These paintings and works by other artists (57 artworks in total) comprise this traveling exhibition organized and co- curated by the Brooklyn Museum from their permanent collection.
Steven High, executive director of The Ringling, describes this time period in our country covered in the show as follows: “Between 1910 and 1960, both American society and art underwent tumultuous and far-reaching transformations. The United States emerged as an international power of economic industrial and military might, while also experiencing two world wars and the Great Depression.”
Mindful of the impact these enormous societal, cultural and economic changes had on artists during this particular time in history, the exhibition is divided into six themes:
The Still Life Revisited
As a result, a broad variety of subject matter and styles can be contemplated and seen on a walk through the Searing Wing. For example, art depicting America’s urbanization and industrialization is displayed, as are reactions to these modern changes—seen in paintings of organic natural beauty. 2Oth century American artists’ responses to European cubism are on view, as are more traditional artworks reflecting American self-definition and identity.
The useful and beautifully illustrated catalogue reinforces this overview and is a wonderful companion to the exhibition. It parallels the curators’ choice to present the multi-faceted American Modern artist sensibility through thought provoking thematic commonalities and contrasts rather than dry chronological order.

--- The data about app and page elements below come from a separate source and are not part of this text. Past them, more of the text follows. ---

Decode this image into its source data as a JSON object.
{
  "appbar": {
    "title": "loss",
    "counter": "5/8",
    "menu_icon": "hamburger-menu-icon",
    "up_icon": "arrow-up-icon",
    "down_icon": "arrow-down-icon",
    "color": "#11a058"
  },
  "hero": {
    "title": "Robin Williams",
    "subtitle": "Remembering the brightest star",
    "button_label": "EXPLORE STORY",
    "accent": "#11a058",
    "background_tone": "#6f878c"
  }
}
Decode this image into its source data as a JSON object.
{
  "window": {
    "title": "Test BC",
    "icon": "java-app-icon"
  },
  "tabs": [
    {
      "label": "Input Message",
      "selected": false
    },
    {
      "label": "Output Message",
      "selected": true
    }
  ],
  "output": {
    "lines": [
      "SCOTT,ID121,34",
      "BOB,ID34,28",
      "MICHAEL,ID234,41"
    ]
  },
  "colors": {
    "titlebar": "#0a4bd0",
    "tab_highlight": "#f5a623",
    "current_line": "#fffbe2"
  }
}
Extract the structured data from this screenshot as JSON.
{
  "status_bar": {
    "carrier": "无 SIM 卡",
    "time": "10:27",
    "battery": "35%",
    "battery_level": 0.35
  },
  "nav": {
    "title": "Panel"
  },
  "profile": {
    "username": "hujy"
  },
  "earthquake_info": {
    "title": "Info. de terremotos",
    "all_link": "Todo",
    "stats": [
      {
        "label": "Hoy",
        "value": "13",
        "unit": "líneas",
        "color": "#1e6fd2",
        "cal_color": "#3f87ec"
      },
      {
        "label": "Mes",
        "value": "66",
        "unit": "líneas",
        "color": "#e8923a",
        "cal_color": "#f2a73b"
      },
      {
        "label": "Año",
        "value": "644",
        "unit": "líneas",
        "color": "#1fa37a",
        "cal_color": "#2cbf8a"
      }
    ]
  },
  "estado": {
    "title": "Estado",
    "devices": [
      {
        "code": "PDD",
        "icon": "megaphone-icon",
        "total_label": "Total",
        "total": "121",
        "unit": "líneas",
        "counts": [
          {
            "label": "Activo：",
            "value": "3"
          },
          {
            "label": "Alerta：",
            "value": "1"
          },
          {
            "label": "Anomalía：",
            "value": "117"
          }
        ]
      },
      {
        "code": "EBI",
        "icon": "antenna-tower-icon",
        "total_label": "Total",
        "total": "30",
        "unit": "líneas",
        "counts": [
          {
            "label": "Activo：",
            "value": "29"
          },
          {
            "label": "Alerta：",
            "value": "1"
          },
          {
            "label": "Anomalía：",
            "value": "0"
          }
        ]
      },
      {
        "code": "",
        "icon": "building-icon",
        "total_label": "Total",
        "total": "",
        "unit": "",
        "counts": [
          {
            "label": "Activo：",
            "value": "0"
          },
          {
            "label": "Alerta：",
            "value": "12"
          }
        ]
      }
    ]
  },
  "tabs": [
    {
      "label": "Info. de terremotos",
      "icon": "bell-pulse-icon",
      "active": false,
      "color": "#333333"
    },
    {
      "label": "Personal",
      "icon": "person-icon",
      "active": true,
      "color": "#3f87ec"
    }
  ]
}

Matthew McLendon, The Ringling’s curator of modern and contemporary art says what excites him about this exhibition is “seeing, in a very condensed way, the enormous amount of innovation, evolution and productivity in the American art scene during this time.”
This is a diverse group of artists. And while it’s wonderful to see “old friends” exhibited together, the inclusion of work by unfamiliar or lesser-known artists adds a welcome element of surprise.
But the old favorites don’t disappoint. From the exuberant splashes of bold color, controlled energy and hard-edged shapes of Stuart Davis, and the powerfully charged, course canvases of intense color and simple forms of Marsden Hartley (which somehow always feel like self-portraits whether they’re of a bird or a glass), to the up-close-and-personal Georgia O’Keefe—you’ll recognize the work of many artists from across a crowded room. (This speaks volumes about the personal “thumbprint” of every artist.)
For O’Keeffe fans, the inclusion of two unusual choices is interesting to note: “Green, Yellow and Orange,” a completely abstract painting, and “Fishhook from Hawaii,” a wonderful work with imagery created for a Dole Pineapple Company ad campaign which O’Keeffe worked on (while experiencing financial hardship during the Great Depression). The telescoping effect created by the loops of wire, and the oversized feathery fish lure, play beautifully with space, color and optical illusion (not illustrated here).
We’re fortunate The Ringling has brought in an exhibition to expose viewers to a period of American art not substantially represented in the museum’s permanent collection.
It’s all the more impressive that this exciting show takes place during our supposedly “slow” Sarasota summer months, yet had the biggest turnout on a members’ opening night in The Ringling’s history.
When you see the exhibition yourself, you’ll know why.
The John and Mable Ringling Museum of Art
“American Moderns, 1910-1960: From O’Keeffe to Rockwell”
June 14- Sept. 8, 2013
5401 Bay Shore Rd.
American Moderns, 1910-1960: From O’Keeffe to Rockwell, has been organized by the Brooklyn Museum